Exercise data:
* * *

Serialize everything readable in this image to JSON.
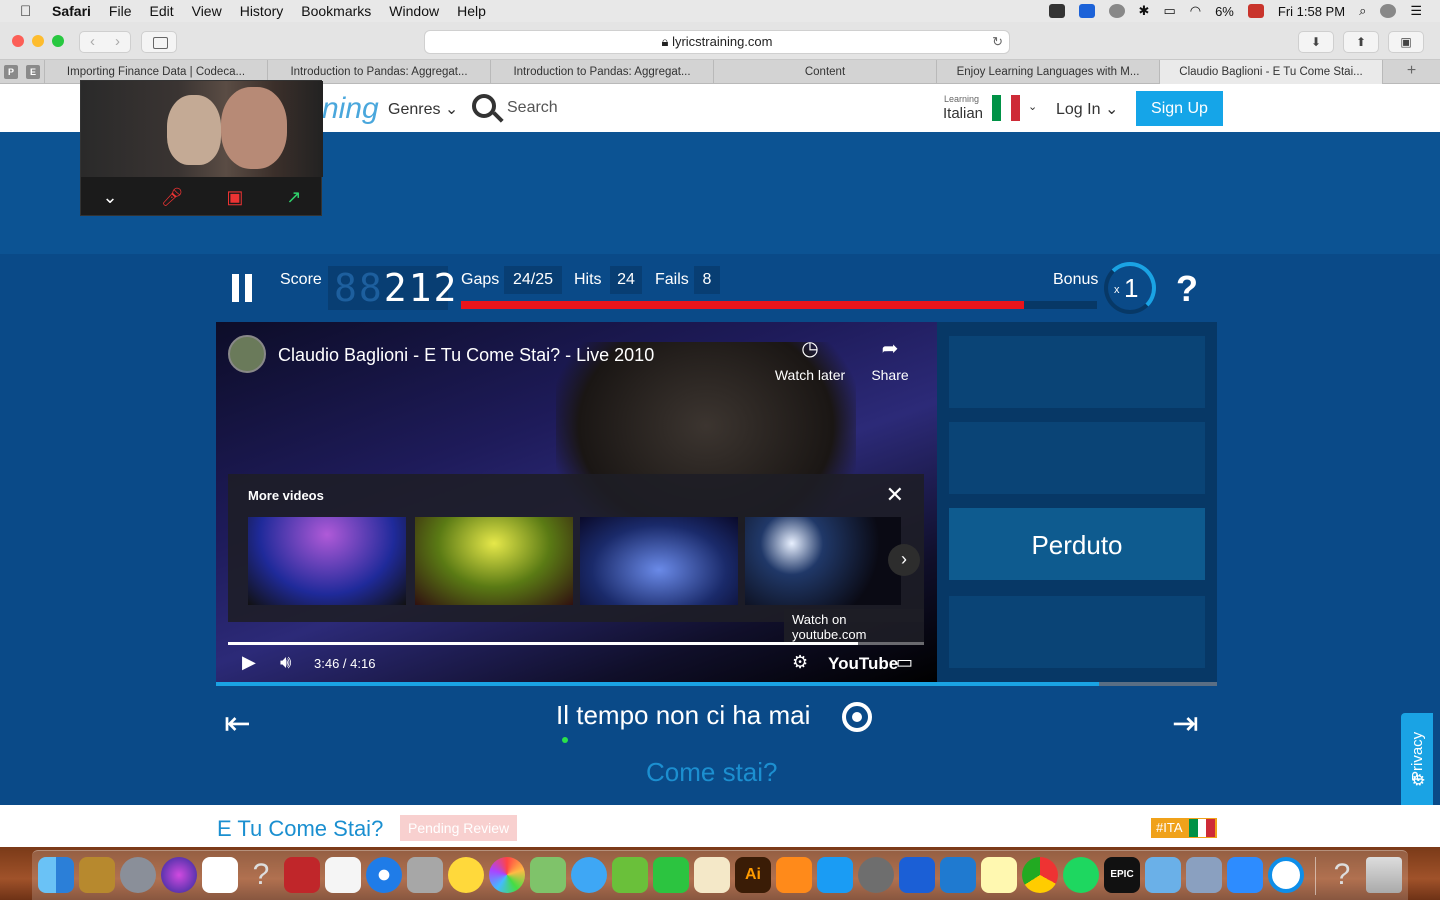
{
  "menubar": {
    "app": "Safari",
    "items": [
      "File",
      "Edit",
      "View",
      "History",
      "Bookmarks",
      "Window",
      "Help"
    ],
    "battery": "6%",
    "clock": "Fri 1:58 PM"
  },
  "browser": {
    "url": "lyricstraining.com",
    "pinned": [
      "P",
      "E"
    ],
    "tabs": [
      "Importing Finance Data | Codeca...",
      "Introduction to Pandas: Aggregat...",
      "Introduction to Pandas: Aggregat...",
      "Content",
      "Enjoy Learning Languages with M...",
      "Claudio Baglioni - E Tu Come Stai..."
    ]
  },
  "header": {
    "logo_fragment": "ning",
    "genres_label": "Genres",
    "search_label": "Search",
    "learning_small": "Learning",
    "learning_language": "Italian",
    "login_label": "Log In",
    "signup_label": "Sign Up"
  },
  "game": {
    "score_label": "Score",
    "score_ghost": "88",
    "score_value": "212",
    "gaps_label": "Gaps",
    "gaps_value": "24/25",
    "hits_label": "Hits",
    "hits_value": "24",
    "fails_label": "Fails",
    "fails_value": "8",
    "progress_fraction": 0.885,
    "bonus_label": "Bonus",
    "bonus_prefix": "x",
    "bonus_value": "1",
    "help_label": "?"
  },
  "video": {
    "title": "Claudio Baglioni - E Tu Come Stai? - Live 2010",
    "watch_later": "Watch later",
    "share": "Share",
    "more_videos": "More videos",
    "watch_on": "Watch on youtube.com",
    "time": "3:46 / 4:16",
    "played_fraction": 0.905,
    "brand": "YouTube"
  },
  "answers": {
    "chosen": "Perduto"
  },
  "line_progress_fraction": 0.882,
  "lyrics": {
    "current": "Il tempo non ci ha mai",
    "next": "Come stai?"
  },
  "privacy_label": "Privacy",
  "song": {
    "title": "E Tu Come Stai?",
    "status": "Pending Review",
    "tag": "#ITA"
  },
  "colors": {
    "accent": "#1aa3e4",
    "progress_red": "#e8141b",
    "flag_green": "#009246",
    "flag_white": "#ffffff",
    "flag_red": "#ce2b37"
  }
}
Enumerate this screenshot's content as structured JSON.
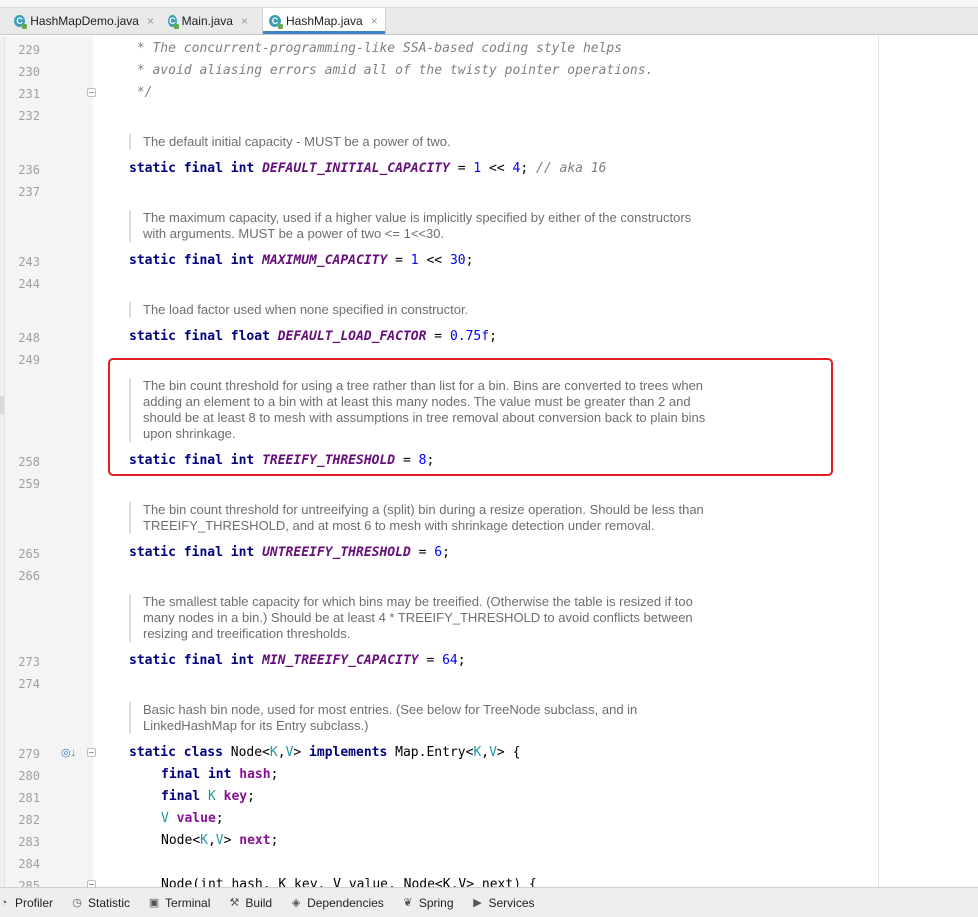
{
  "tabs": [
    {
      "label": "HashMapDemo.java",
      "close": "×"
    },
    {
      "label": "Main.java",
      "close": "×"
    },
    {
      "label": "HashMap.java",
      "close": "×"
    }
  ],
  "tab_icon_letter": "C",
  "lines": {
    "l229": {
      "num": "229",
      "text": " * The concurrent-programming-like SSA-based coding style helps"
    },
    "l230": {
      "num": "230",
      "text": " * avoid aliasing errors amid all of the twisty pointer operations."
    },
    "l231": {
      "num": "231",
      "text": " */"
    },
    "l232": {
      "num": "232"
    },
    "l236": {
      "num": "236"
    },
    "l237": {
      "num": "237"
    },
    "l243": {
      "num": "243"
    },
    "l244": {
      "num": "244"
    },
    "l248": {
      "num": "248"
    },
    "l249": {
      "num": "249"
    },
    "l258": {
      "num": "258"
    },
    "l259": {
      "num": "259"
    },
    "l265": {
      "num": "265"
    },
    "l266": {
      "num": "266"
    },
    "l273": {
      "num": "273"
    },
    "l274": {
      "num": "274"
    },
    "l279": {
      "num": "279"
    },
    "l280": {
      "num": "280"
    },
    "l281": {
      "num": "281"
    },
    "l282": {
      "num": "282"
    },
    "l283": {
      "num": "283"
    },
    "l284": {
      "num": "284"
    },
    "l285": {
      "num": "285"
    }
  },
  "docs": {
    "default_capacity": "The default initial capacity - MUST be a power of two.",
    "max_capacity_1": "The maximum capacity, used if a higher value is implicitly specified by either of the constructors",
    "max_capacity_2": "with arguments. MUST be a power of two <= 1<<30.",
    "load_factor": "The load factor used when none specified in constructor.",
    "treeify_1": "The bin count threshold for using a tree rather than list for a bin. Bins are converted to trees when",
    "treeify_2": "adding an element to a bin with at least this many nodes. The value must be greater than 2 and",
    "treeify_3": "should be at least 8 to mesh with assumptions in tree removal about conversion back to plain bins",
    "treeify_4": "upon shrinkage.",
    "untreeify_1": "The bin count threshold for untreeifying a (split) bin during a resize operation. Should be less than",
    "untreeify_2": "TREEIFY_THRESHOLD, and at most 6 to mesh with shrinkage detection under removal.",
    "min_treeify_1": "The smallest table capacity for which bins may be treeified. (Otherwise the table is resized if too",
    "min_treeify_2": "many nodes in a bin.) Should be at least 4 * TREEIFY_THRESHOLD to avoid conflicts between",
    "min_treeify_3": "resizing and treeification thresholds.",
    "node_1": "Basic hash bin node, used for most entries. (See below for TreeNode subclass, and in",
    "node_2": "LinkedHashMap for its Entry subclass.)"
  },
  "code": {
    "static": "static",
    "final": "final",
    "int": "int",
    "float": "float",
    "class": "class",
    "implements": "implements",
    "c236_name": "DEFAULT_INITIAL_CAPACITY",
    "c236_eq": " = ",
    "c236_v1": "1",
    "c236_op": " << ",
    "c236_v2": "4",
    "c236_semi": "; ",
    "c236_comment": "// aka 16",
    "c243_name": "MAXIMUM_CAPACITY",
    "c243_eq": " = ",
    "c243_v1": "1",
    "c243_op": " << ",
    "c243_v2": "30",
    "c243_semi": ";",
    "c248_name": "DEFAULT_LOAD_FACTOR",
    "c248_eq": " = ",
    "c248_v": "0.75f",
    "c248_semi": ";",
    "c258_name": "TREEIFY_THRESHOLD",
    "c258_eq": " = ",
    "c258_v": "8",
    "c258_semi": ";",
    "c265_name": "UNTREEIFY_THRESHOLD",
    "c265_eq": " = ",
    "c265_v": "6",
    "c265_semi": ";",
    "c273_name": "MIN_TREEIFY_CAPACITY",
    "c273_eq": " = ",
    "c273_v": "64",
    "c273_semi": ";",
    "c279_node": "Node",
    "c279_lt": "<",
    "c279_k": "K",
    "c279_comma": ",",
    "c279_v": "V",
    "c279_gt": ">",
    "c279_entry": "Map.Entry",
    "c279_brace": "{",
    "c280_hash": "hash",
    "c281_k": "K",
    "c281_key": "key",
    "c282_v": "V",
    "c282_value": "value",
    "c283_node": "Node",
    "c283_next": "next",
    "c285_text": "Node(int hash, K key, V value, Node<K,V> next) {"
  },
  "statusbar": [
    {
      "label": "Profiler",
      "icon": "profiler-icon"
    },
    {
      "label": "Statistic",
      "icon": "statistic-icon"
    },
    {
      "label": "Terminal",
      "icon": "terminal-icon"
    },
    {
      "label": "Build",
      "icon": "build-icon"
    },
    {
      "label": "Dependencies",
      "icon": "dependencies-icon"
    },
    {
      "label": "Spring",
      "icon": "spring-icon"
    },
    {
      "label": "Services",
      "icon": "services-icon"
    }
  ],
  "colors": {
    "keyword": "#000080",
    "constant": "#660e7a",
    "number": "#0000ff",
    "highlight_box": "#e02020",
    "active_tab_underline": "#4083c9"
  }
}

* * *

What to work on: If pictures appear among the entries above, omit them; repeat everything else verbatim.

Result of this exercise:
Serialize everything readable in this image to JSON.
{
  "menubar": {
    "app": "Safari",
    "items": [
      "File",
      "Edit",
      "View",
      "History",
      "Bookmarks",
      "Window",
      "Help"
    ],
    "battery": "6%",
    "clock": "Fri 1:58 PM"
  },
  "browser": {
    "url": "lyricstraining.com",
    "pinned": [
      "P",
      "E"
    ],
    "tabs": [
      "Importing Finance Data | Codeca...",
      "Introduction to Pandas: Aggregat...",
      "Introduction to Pandas: Aggregat...",
      "Content",
      "Enjoy Learning Languages with M...",
      "Claudio Baglioni - E Tu Come Stai..."
    ]
  },
  "header": {
    "logo_fragment": "ning",
    "genres_label": "Genres",
    "search_label": "Search",
    "learning_small": "Learning",
    "learning_language": "Italian",
    "login_label": "Log In",
    "signup_label": "Sign Up"
  },
  "game": {
    "score_label": "Score",
    "score_ghost": "88",
    "score_value": "212",
    "gaps_label": "Gaps",
    "gaps_value": "24/25",
    "hits_label": "Hits",
    "hits_value": "24",
    "fails_label": "Fails",
    "fails_value": "8",
    "progress_fraction": 0.885,
    "bonus_label": "Bonus",
    "bonus_prefix": "x",
    "bonus_value": "1",
    "help_label": "?"
  },
  "video": {
    "title": "Claudio Baglioni - E Tu Come Stai? - Live 2010",
    "watch_later": "Watch later",
    "share": "Share",
    "more_videos": "More videos",
    "watch_on": "Watch on youtube.com",
    "time": "3:46 / 4:16",
    "played_fraction": 0.905,
    "brand": "YouTube"
  },
  "answers": {
    "chosen": "Perduto"
  },
  "line_progress_fraction": 0.882,
  "lyrics": {
    "current": "Il tempo non ci ha mai",
    "next": "Come stai?"
  },
  "privacy_label": "Privacy",
  "song": {
    "title": "E Tu Come Stai?",
    "status": "Pending Review",
    "tag": "#ITA"
  },
  "colors": {
    "accent": "#1aa3e4",
    "progress_red": "#e8141b",
    "flag_green": "#009246",
    "flag_white": "#ffffff",
    "flag_red": "#ce2b37"
  }
}
Enumerate this screenshot's content as structured JSON.
{
  "tabs": [
    {
      "label": "HashMapDemo.java",
      "close": "×"
    },
    {
      "label": "Main.java",
      "close": "×"
    },
    {
      "label": "HashMap.java",
      "close": "×"
    }
  ],
  "tab_icon_letter": "C",
  "lines": {
    "l229": {
      "num": "229",
      "text": " * The concurrent-programming-like SSA-based coding style helps"
    },
    "l230": {
      "num": "230",
      "text": " * avoid aliasing errors amid all of the twisty pointer operations."
    },
    "l231": {
      "num": "231",
      "text": " */"
    },
    "l232": {
      "num": "232"
    },
    "l236": {
      "num": "236"
    },
    "l237": {
      "num": "237"
    },
    "l243": {
      "num": "243"
    },
    "l244": {
      "num": "244"
    },
    "l248": {
      "num": "248"
    },
    "l249": {
      "num": "249"
    },
    "l258": {
      "num": "258"
    },
    "l259": {
      "num": "259"
    },
    "l265": {
      "num": "265"
    },
    "l266": {
      "num": "266"
    },
    "l273": {
      "num": "273"
    },
    "l274": {
      "num": "274"
    },
    "l279": {
      "num": "279"
    },
    "l280": {
      "num": "280"
    },
    "l281": {
      "num": "281"
    },
    "l282": {
      "num": "282"
    },
    "l283": {
      "num": "283"
    },
    "l284": {
      "num": "284"
    },
    "l285": {
      "num": "285"
    }
  },
  "docs": {
    "default_capacity": "The default initial capacity - MUST be a power of two.",
    "max_capacity_1": "The maximum capacity, used if a higher value is implicitly specified by either of the constructors",
    "max_capacity_2": "with arguments. MUST be a power of two <= 1<<30.",
    "load_factor": "The load factor used when none specified in constructor.",
    "treeify_1": "The bin count threshold for using a tree rather than list for a bin. Bins are converted to trees when",
    "treeify_2": "adding an element to a bin with at least this many nodes. The value must be greater than 2 and",
    "treeify_3": "should be at least 8 to mesh with assumptions in tree removal about conversion back to plain bins",
    "treeify_4": "upon shrinkage.",
    "untreeify_1": "The bin count threshold for untreeifying a (split) bin during a resize operation. Should be less than",
    "untreeify_2": "TREEIFY_THRESHOLD, and at most 6 to mesh with shrinkage detection under removal.",
    "min_treeify_1": "The smallest table capacity for which bins may be treeified. (Otherwise the table is resized if too",
    "min_treeify_2": "many nodes in a bin.) Should be at least 4 * TREEIFY_THRESHOLD to avoid conflicts between",
    "min_treeify_3": "resizing and treeification thresholds.",
    "node_1": "Basic hash bin node, used for most entries. (See below for TreeNode subclass, and in",
    "node_2": "LinkedHashMap for its Entry subclass.)"
  },
  "code": {
    "static": "static",
    "final": "final",
    "int": "int",
    "float": "float",
    "class": "class",
    "implements": "implements",
    "c236_name": "DEFAULT_INITIAL_CAPACITY",
    "c236_eq": " = ",
    "c236_v1": "1",
    "c236_op": " << ",
    "c236_v2": "4",
    "c236_semi": "; ",
    "c236_comment": "// aka 16",
    "c243_name": "MAXIMUM_CAPACITY",
    "c243_eq": " = ",
    "c243_v1": "1",
    "c243_op": " << ",
    "c243_v2": "30",
    "c243_semi": ";",
    "c248_name": "DEFAULT_LOAD_FACTOR",
    "c248_eq": " = ",
    "c248_v": "0.75f",
    "c248_semi": ";",
    "c258_name": "TREEIFY_THRESHOLD",
    "c258_eq": " = ",
    "c258_v": "8",
    "c258_semi": ";",
    "c265_name": "UNTREEIFY_THRESHOLD",
    "c265_eq": " = ",
    "c265_v": "6",
    "c265_semi": ";",
    "c273_name": "MIN_TREEIFY_CAPACITY",
    "c273_eq": " = ",
    "c273_v": "64",
    "c273_semi": ";",
    "c279_node": "Node",
    "c279_lt": "<",
    "c279_k": "K",
    "c279_comma": ",",
    "c279_v": "V",
    "c279_gt": ">",
    "c279_entry": "Map.Entry",
    "c279_brace": "{",
    "c280_hash": "hash",
    "c281_k": "K",
    "c281_key": "key",
    "c282_v": "V",
    "c282_value": "value",
    "c283_node": "Node",
    "c283_next": "next",
    "c285_text": "Node(int hash, K key, V value, Node<K,V> next) {"
  },
  "statusbar": [
    {
      "label": "Profiler",
      "icon": "profiler-icon"
    },
    {
      "label": "Statistic",
      "icon": "statistic-icon"
    },
    {
      "label": "Terminal",
      "icon": "terminal-icon"
    },
    {
      "label": "Build",
      "icon": "build-icon"
    },
    {
      "label": "Dependencies",
      "icon": "dependencies-icon"
    },
    {
      "label": "Spring",
      "icon": "spring-icon"
    },
    {
      "label": "Services",
      "icon": "services-icon"
    }
  ],
  "colors": {
    "keyword": "#000080",
    "constant": "#660e7a",
    "number": "#0000ff",
    "highlight_box": "#e02020",
    "active_tab_underline": "#4083c9"
  }
}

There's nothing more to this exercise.